=== Exercise aim ===
Every record below should be repeated exactly. Omit the pictures.

(Collection entries)
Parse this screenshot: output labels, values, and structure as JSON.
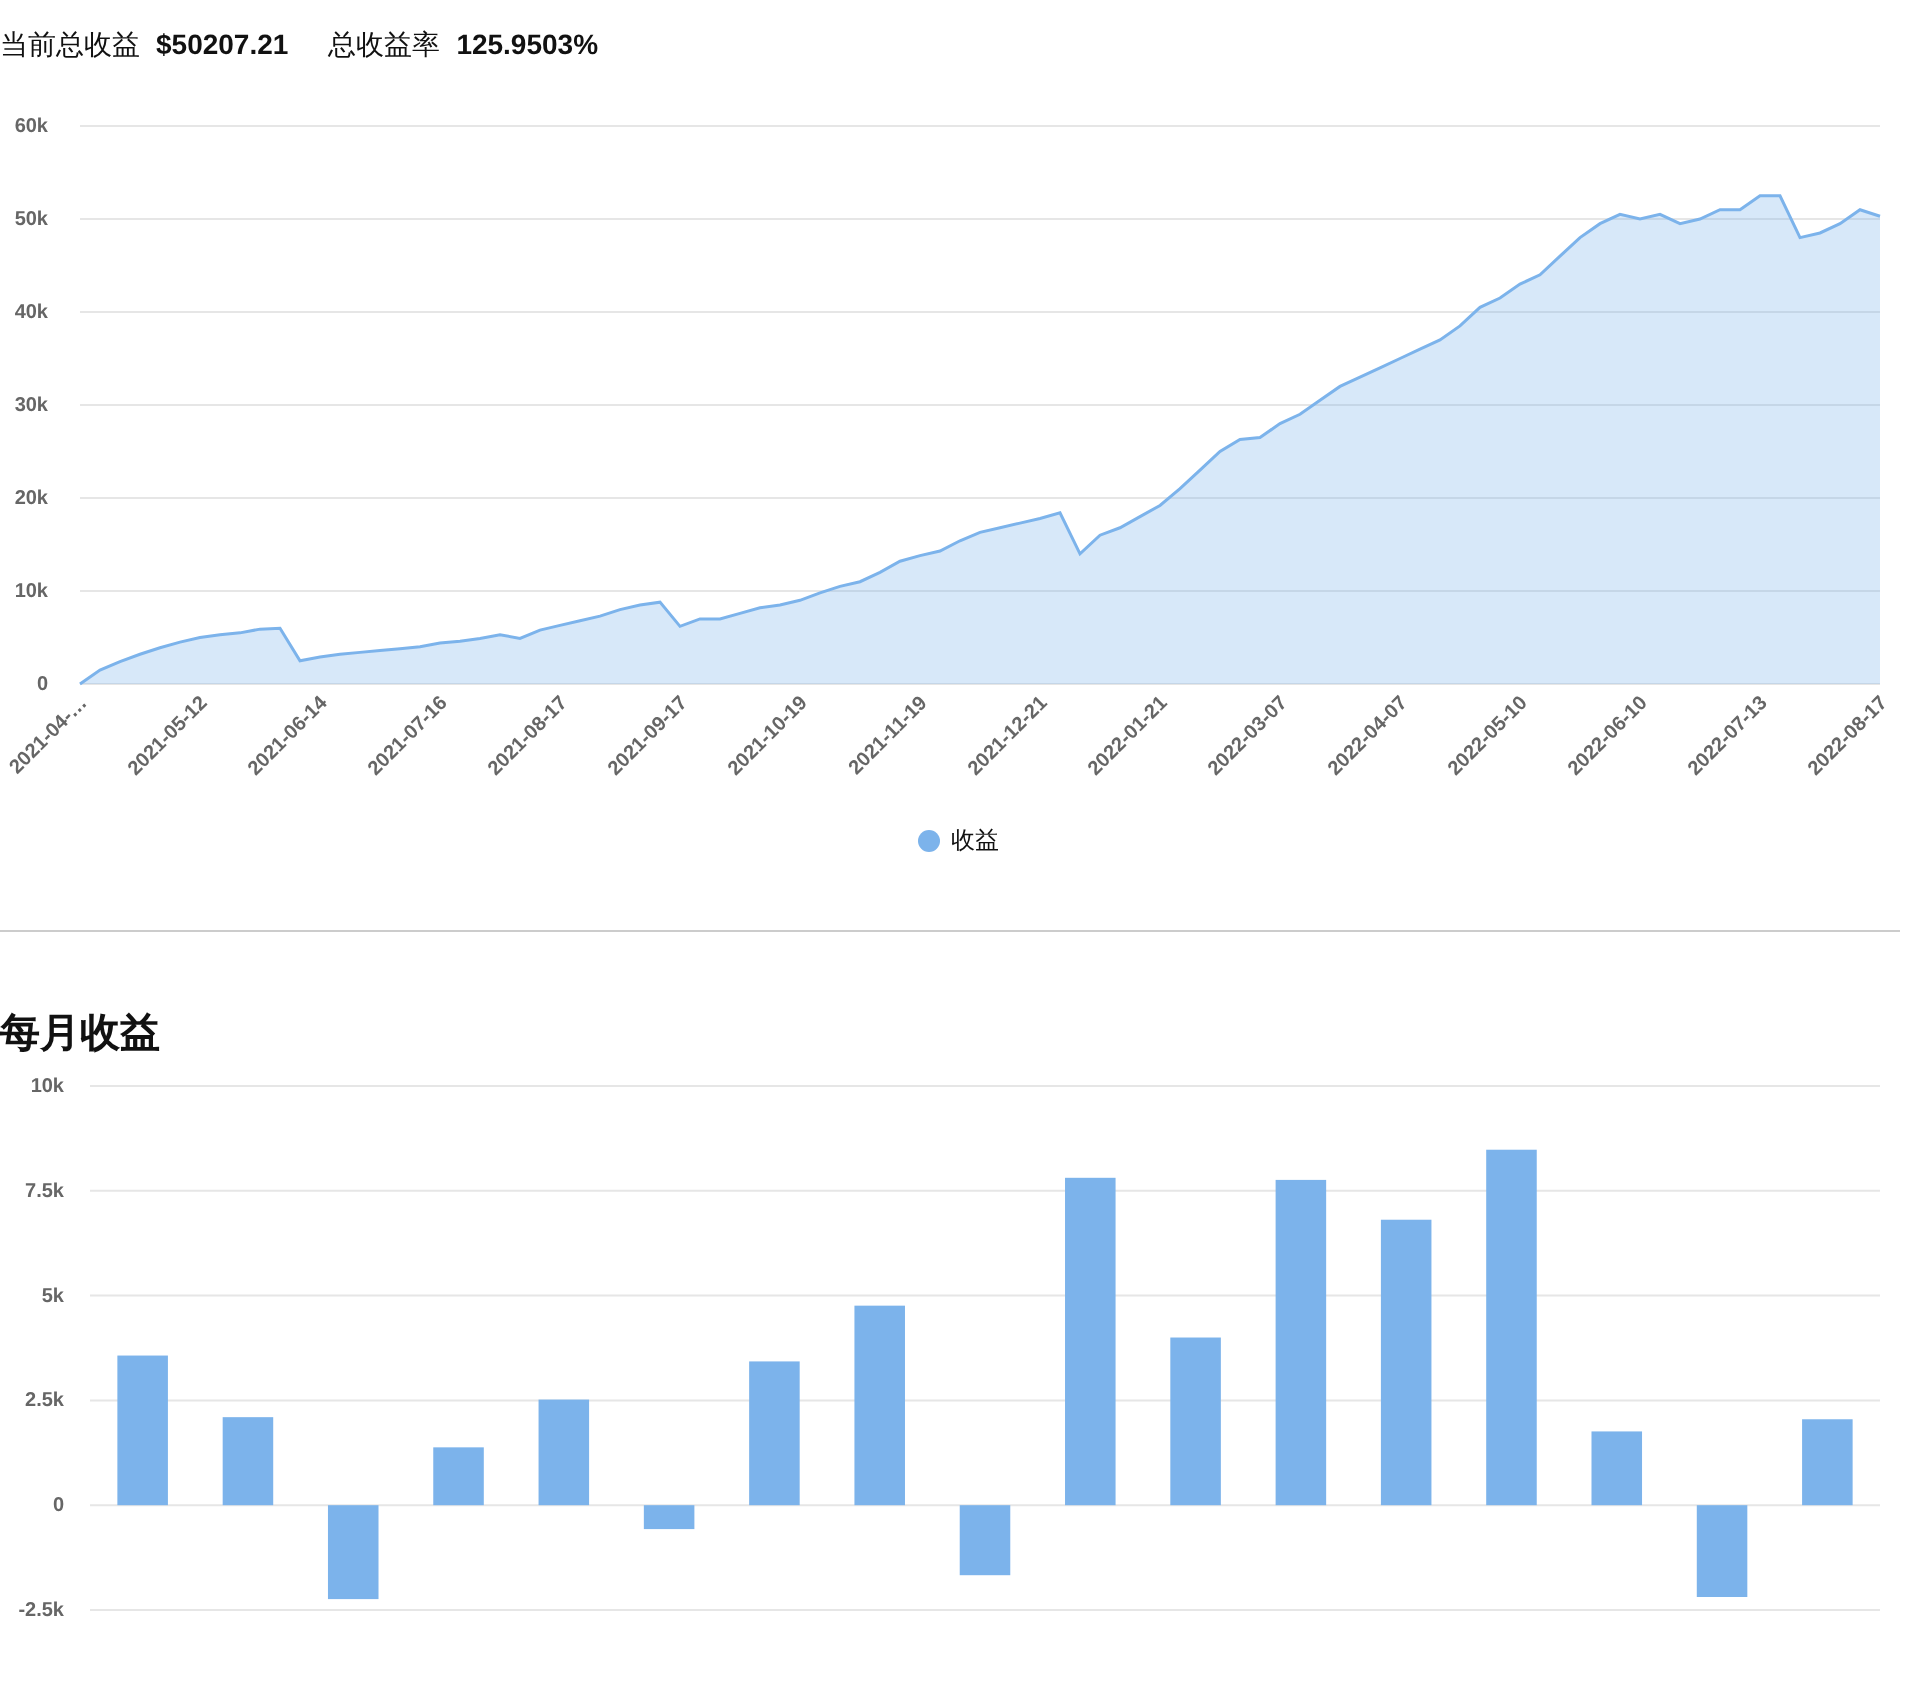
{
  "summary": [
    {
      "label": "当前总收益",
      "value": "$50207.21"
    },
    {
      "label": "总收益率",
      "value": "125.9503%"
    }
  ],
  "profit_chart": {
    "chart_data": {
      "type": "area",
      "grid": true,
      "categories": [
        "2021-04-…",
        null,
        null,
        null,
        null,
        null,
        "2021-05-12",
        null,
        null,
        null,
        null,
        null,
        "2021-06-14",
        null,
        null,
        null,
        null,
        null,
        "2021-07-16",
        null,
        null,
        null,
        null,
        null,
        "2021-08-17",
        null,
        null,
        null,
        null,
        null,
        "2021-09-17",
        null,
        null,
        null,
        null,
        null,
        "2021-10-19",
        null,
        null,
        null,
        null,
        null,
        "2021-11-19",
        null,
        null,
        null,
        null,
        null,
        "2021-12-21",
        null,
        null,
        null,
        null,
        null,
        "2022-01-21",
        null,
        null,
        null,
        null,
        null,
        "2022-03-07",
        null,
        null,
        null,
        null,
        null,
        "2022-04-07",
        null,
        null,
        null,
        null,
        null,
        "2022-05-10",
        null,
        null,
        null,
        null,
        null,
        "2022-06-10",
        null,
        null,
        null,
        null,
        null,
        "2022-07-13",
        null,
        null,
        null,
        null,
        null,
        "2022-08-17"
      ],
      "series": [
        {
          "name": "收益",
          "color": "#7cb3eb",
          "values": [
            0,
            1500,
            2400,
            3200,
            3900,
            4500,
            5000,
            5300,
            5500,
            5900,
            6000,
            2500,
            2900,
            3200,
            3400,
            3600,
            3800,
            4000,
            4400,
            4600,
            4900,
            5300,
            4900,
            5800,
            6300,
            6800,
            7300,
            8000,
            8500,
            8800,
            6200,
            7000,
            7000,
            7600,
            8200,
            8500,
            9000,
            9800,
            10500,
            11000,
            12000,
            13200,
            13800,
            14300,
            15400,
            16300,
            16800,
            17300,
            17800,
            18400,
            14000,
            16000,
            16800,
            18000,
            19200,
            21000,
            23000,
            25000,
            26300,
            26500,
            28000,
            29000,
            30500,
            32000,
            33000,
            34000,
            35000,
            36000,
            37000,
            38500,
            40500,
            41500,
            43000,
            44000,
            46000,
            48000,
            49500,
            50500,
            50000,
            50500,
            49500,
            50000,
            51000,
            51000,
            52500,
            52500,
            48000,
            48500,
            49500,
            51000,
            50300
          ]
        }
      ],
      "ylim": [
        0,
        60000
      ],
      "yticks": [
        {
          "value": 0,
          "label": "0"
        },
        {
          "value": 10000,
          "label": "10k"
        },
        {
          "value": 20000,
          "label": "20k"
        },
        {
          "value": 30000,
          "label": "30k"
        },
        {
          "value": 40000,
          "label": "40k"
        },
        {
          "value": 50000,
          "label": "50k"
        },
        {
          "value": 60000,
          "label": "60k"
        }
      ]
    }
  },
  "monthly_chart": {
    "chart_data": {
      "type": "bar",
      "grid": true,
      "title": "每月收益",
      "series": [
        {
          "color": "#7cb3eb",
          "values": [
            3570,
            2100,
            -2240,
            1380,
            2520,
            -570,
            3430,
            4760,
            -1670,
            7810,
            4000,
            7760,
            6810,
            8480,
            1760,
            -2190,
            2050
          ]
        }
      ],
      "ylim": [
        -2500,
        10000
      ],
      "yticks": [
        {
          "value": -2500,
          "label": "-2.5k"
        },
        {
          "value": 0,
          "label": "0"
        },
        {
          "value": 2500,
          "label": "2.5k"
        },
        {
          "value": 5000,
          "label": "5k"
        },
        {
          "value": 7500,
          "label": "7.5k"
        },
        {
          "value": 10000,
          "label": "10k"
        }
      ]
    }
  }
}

=== Written response ===
Parse this screenshot: output labels, values, and structure as JSON.
{
  "summary": [
    {
      "label": "当前总收益",
      "value": "$50207.21"
    },
    {
      "label": "总收益率",
      "value": "125.9503%"
    }
  ],
  "profit_chart": {
    "chart_data": {
      "type": "area",
      "grid": true,
      "categories": [
        "2021-04-…",
        null,
        null,
        null,
        null,
        null,
        "2021-05-12",
        null,
        null,
        null,
        null,
        null,
        "2021-06-14",
        null,
        null,
        null,
        null,
        null,
        "2021-07-16",
        null,
        null,
        null,
        null,
        null,
        "2021-08-17",
        null,
        null,
        null,
        null,
        null,
        "2021-09-17",
        null,
        null,
        null,
        null,
        null,
        "2021-10-19",
        null,
        null,
        null,
        null,
        null,
        "2021-11-19",
        null,
        null,
        null,
        null,
        null,
        "2021-12-21",
        null,
        null,
        null,
        null,
        null,
        "2022-01-21",
        null,
        null,
        null,
        null,
        null,
        "2022-03-07",
        null,
        null,
        null,
        null,
        null,
        "2022-04-07",
        null,
        null,
        null,
        null,
        null,
        "2022-05-10",
        null,
        null,
        null,
        null,
        null,
        "2022-06-10",
        null,
        null,
        null,
        null,
        null,
        "2022-07-13",
        null,
        null,
        null,
        null,
        null,
        "2022-08-17"
      ],
      "series": [
        {
          "name": "收益",
          "color": "#7cb3eb",
          "values": [
            0,
            1500,
            2400,
            3200,
            3900,
            4500,
            5000,
            5300,
            5500,
            5900,
            6000,
            2500,
            2900,
            3200,
            3400,
            3600,
            3800,
            4000,
            4400,
            4600,
            4900,
            5300,
            4900,
            5800,
            6300,
            6800,
            7300,
            8000,
            8500,
            8800,
            6200,
            7000,
            7000,
            7600,
            8200,
            8500,
            9000,
            9800,
            10500,
            11000,
            12000,
            13200,
            13800,
            14300,
            15400,
            16300,
            16800,
            17300,
            17800,
            18400,
            14000,
            16000,
            16800,
            18000,
            19200,
            21000,
            23000,
            25000,
            26300,
            26500,
            28000,
            29000,
            30500,
            32000,
            33000,
            34000,
            35000,
            36000,
            37000,
            38500,
            40500,
            41500,
            43000,
            44000,
            46000,
            48000,
            49500,
            50500,
            50000,
            50500,
            49500,
            50000,
            51000,
            51000,
            52500,
            52500,
            48000,
            48500,
            49500,
            51000,
            50300
          ]
        }
      ],
      "ylim": [
        0,
        60000
      ],
      "yticks": [
        {
          "value": 0,
          "label": "0"
        },
        {
          "value": 10000,
          "label": "10k"
        },
        {
          "value": 20000,
          "label": "20k"
        },
        {
          "value": 30000,
          "label": "30k"
        },
        {
          "value": 40000,
          "label": "40k"
        },
        {
          "value": 50000,
          "label": "50k"
        },
        {
          "value": 60000,
          "label": "60k"
        }
      ]
    }
  },
  "monthly_chart": {
    "chart_data": {
      "type": "bar",
      "grid": true,
      "title": "每月收益",
      "series": [
        {
          "color": "#7cb3eb",
          "values": [
            3570,
            2100,
            -2240,
            1380,
            2520,
            -570,
            3430,
            4760,
            -1670,
            7810,
            4000,
            7760,
            6810,
            8480,
            1760,
            -2190,
            2050
          ]
        }
      ],
      "ylim": [
        -2500,
        10000
      ],
      "yticks": [
        {
          "value": -2500,
          "label": "-2.5k"
        },
        {
          "value": 0,
          "label": "0"
        },
        {
          "value": 2500,
          "label": "2.5k"
        },
        {
          "value": 5000,
          "label": "5k"
        },
        {
          "value": 7500,
          "label": "7.5k"
        },
        {
          "value": 10000,
          "label": "10k"
        }
      ]
    }
  }
}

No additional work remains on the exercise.